- Christian-August: “very thrifty”; preferred solitude; serious; austere; great popularity; religious; lover of justice; “honest, both in principle and practice”; solid and straightforward; common sense; great erudition; loved reading
- Johanna-Elizabeth: extravagant; exceedingly generous; fond of entertainment and social life; beautiful gay; frivolous; great popularity; religious; lover of justice; brilliant wit; “much more at ease in the grand monde”; “brought up by the Duchess Elizabeth-Sophie-Marie von Brunswick-Luneburg, her godmother and relative.” After losing Schleswig, my grandfather had to give up one daughter to his sister’s husband’s second wife. (This man was the Duke of Holstein-Gottorp-Ettin, young brother of Frederick IV, Prince of Holstein-Gottorp, and he had lost some of his dukedom in 1658 to Sweden.)
- 1766: Catherine visits the Duchess Elizabeth-Sophie-Marie and also meets Frederick-William I, King of Prussia, who ruled 1716-1740.
- 1737: Catherine visits her mother in Berlin for the first time and there, she meets Queen Elizabeth of Brunswick (who married in 1732 the Crown Prince, future Frederick II. She also meets the Prince Royal, Henry of Prussia, younger brother of Frederick II.
Commonplace Book – Page 139

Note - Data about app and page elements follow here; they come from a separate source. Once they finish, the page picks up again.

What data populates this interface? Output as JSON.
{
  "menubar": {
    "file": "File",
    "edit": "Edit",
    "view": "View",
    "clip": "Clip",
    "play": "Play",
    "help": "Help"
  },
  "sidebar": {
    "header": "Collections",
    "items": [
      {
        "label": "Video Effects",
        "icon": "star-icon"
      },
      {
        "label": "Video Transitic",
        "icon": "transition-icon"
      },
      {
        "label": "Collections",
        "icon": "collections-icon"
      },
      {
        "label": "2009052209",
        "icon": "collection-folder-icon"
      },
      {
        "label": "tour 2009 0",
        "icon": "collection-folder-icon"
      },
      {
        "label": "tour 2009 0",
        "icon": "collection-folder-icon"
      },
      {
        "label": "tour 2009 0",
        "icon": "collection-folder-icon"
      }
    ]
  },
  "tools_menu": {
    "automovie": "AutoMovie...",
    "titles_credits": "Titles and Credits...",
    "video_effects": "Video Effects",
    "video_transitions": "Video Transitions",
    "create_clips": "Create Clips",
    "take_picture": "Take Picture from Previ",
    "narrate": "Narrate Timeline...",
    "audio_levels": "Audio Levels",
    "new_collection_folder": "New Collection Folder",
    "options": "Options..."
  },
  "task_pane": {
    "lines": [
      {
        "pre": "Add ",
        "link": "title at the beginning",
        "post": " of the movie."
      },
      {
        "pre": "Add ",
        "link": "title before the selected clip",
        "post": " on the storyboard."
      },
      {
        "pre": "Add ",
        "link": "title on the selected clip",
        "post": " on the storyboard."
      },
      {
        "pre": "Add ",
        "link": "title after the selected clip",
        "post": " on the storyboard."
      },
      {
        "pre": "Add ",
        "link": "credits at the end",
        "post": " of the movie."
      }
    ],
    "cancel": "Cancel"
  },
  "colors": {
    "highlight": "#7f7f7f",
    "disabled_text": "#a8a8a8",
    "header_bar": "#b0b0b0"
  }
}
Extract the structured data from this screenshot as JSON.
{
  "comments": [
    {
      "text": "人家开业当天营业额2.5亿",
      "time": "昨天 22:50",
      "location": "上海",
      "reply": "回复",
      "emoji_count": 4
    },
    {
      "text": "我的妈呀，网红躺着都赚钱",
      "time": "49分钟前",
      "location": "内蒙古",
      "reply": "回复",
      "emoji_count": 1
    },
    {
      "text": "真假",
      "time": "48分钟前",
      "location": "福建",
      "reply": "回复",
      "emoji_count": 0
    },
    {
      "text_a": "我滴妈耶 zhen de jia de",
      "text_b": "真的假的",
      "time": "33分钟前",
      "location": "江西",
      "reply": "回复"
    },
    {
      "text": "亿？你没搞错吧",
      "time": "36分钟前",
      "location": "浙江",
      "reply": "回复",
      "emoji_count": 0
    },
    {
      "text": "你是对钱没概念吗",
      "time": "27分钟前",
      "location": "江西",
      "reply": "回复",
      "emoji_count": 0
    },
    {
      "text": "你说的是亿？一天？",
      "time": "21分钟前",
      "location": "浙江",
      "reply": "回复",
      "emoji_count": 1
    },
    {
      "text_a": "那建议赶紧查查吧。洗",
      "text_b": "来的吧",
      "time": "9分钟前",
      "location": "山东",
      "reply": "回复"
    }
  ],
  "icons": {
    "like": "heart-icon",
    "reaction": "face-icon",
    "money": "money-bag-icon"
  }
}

Albeit the king’s Majesty justly and rightfully is and ought to be the supreme head of the Church of England, and so is recognized by the clergy of this realm in their convocations, yet nevertheless, for corroboration and confirmation thereof, and for increase of virtue in Christ’s religion within this realm of England, and to repress and extirpate all errors, heresies, and other enormities and abuses heretofore used in the same, be it enacted, by authority of this present Parliament, that the king, our sovereign lord, his heirs and successors, kings of this realm, shall be taken, accepted, and reputed the only supreme head in earth of the Church of England, called Anglicans Ecclesia; and shall have and enjoy, annexed and united to the imperial crown of this realm, as well the title and style thereof, as all honors, dignities, preeminences, jurisdictions, privileges, authorities, immunities, profits, and commodities to the said dignity of the supreme head of the same Church belonging and appertaining; and that our said sovereign lord, his heirs and successors, kings of this realm, shall have full power and authority from time to time to visit, repress, redress, record, order, correct, restrain, and amend all such errors, heresies, abuses, offenses, contempts and enormities, whatsoever they be, which by any manner of spiritual authority or jurisdiction ought or may lawfully be reformed, repressed, ordered, redressed, corrected, restrained, or amended, most to the pleasure of Almighty God, the increase of virtue in Christ’s religion, and for the conservation of the peace, unity, and tranquility of this realm; any usage, foreign land, foreign authority, prescription, or any other thing or things to the contrary hereof notwithstanding.